You won't be able to charge an additional device as you can with the Buffalo Mini Air 2 drive, though. Along with the drive itself, you also get a USB 3.0 cable, a charger and a black carry pouch.

Toshiba Canvio AeroMobile side

You get USB 3.0 here

Additionally, you can download a free app on iOS or Android to access the device remotely and to enable the pass-thru mode which will allow you to access the internet while connected to the Aeromobile.


We ran the AeroMobile through Crystal Benchmark and PCMark 8. Unsurprisingly, it delivered some stunning numbers, achieving 187MBps/168MBps in read/write speeds on Crystal, while hitting a score of 3616 mark on PCMark 8. Unsurprisingly, that's significantly better than any of the traditional external hard disk drives.

Toshiba Canvio AeroMobile rear

The Canvio AeroMobile is sturdily built

When it comes to wireless file transfer, the combination of 802.11n and solid state storage helped tremendously.
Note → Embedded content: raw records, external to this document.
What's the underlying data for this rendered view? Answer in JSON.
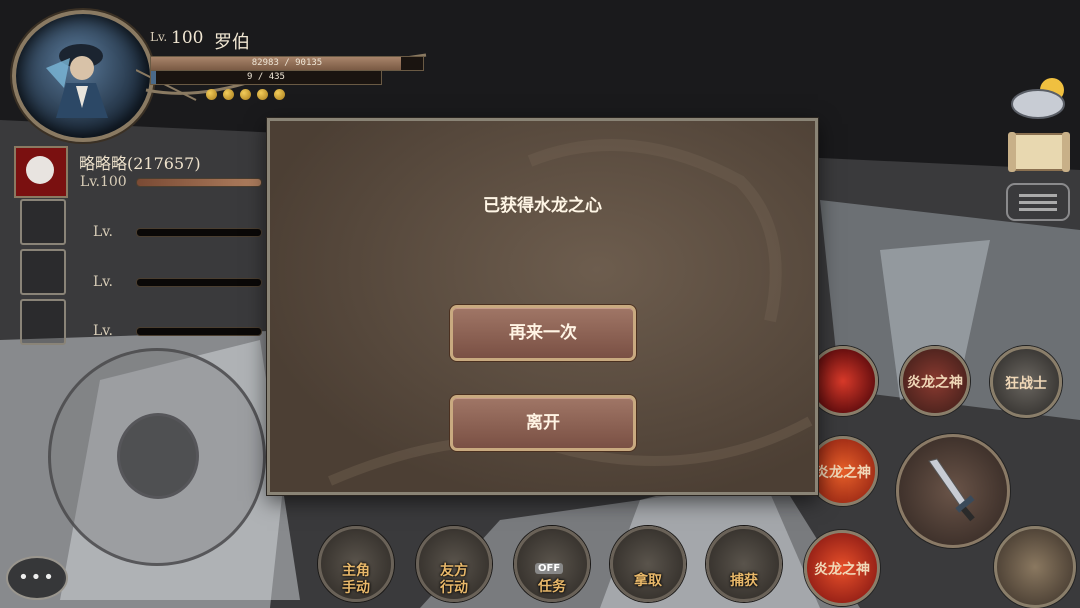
{
  "player": {
    "lv_prefix": "Lv.",
    "level": "100",
    "name": "罗伯",
    "hp_text": "82983 / 90135",
    "hp_fraction": 0.92,
    "mp_text": "9 / 435",
    "mp_fraction": 0.02,
    "stars": 5
  },
  "party": {
    "leader_name": "略略略(217657)",
    "leader_level": "Lv.100",
    "empty_slot_level": "Lv.",
    "empty_slots": 3
  },
  "modal": {
    "title": "已获得水龙之心",
    "retry_label": "再来一次",
    "leave_label": "离开"
  },
  "skills": {
    "fire_dragon_label": "炎龙之神",
    "berserker_label": "狂战士"
  },
  "actions": {
    "lead_manual": "主角\n手动",
    "ally_action": "友方\n行动",
    "quest": "任务",
    "quest_toggle": "OFF",
    "grab": "拿取",
    "capture": "捕获"
  },
  "icons": {
    "weather": "cloudy-sun-icon",
    "map": "scroll-map-icon",
    "chat": "chat-log-icon",
    "attack": "sword-icon"
  }
}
As a media streamer, it was one of the more versatile we tested and managed to play all the media files we threw at it without breaking a sweat. And the fact that up to eight users can connect to it is a definite plus.

Mac users should note that they will need to install the Tuxera NTFS for Mac software that's bundle with the Canvio AeroMobile to get going.

Desire Athow
Managing Editor, TechRadar Pro

Désiré has been musing and writing about technology during a career spanning four decades. He dabbled in website builders and web hosting when DHTML and frames were in vogue and started narrating about the impact of technology on society just before the start of the Y2K hysteria at the turn of the last millennium.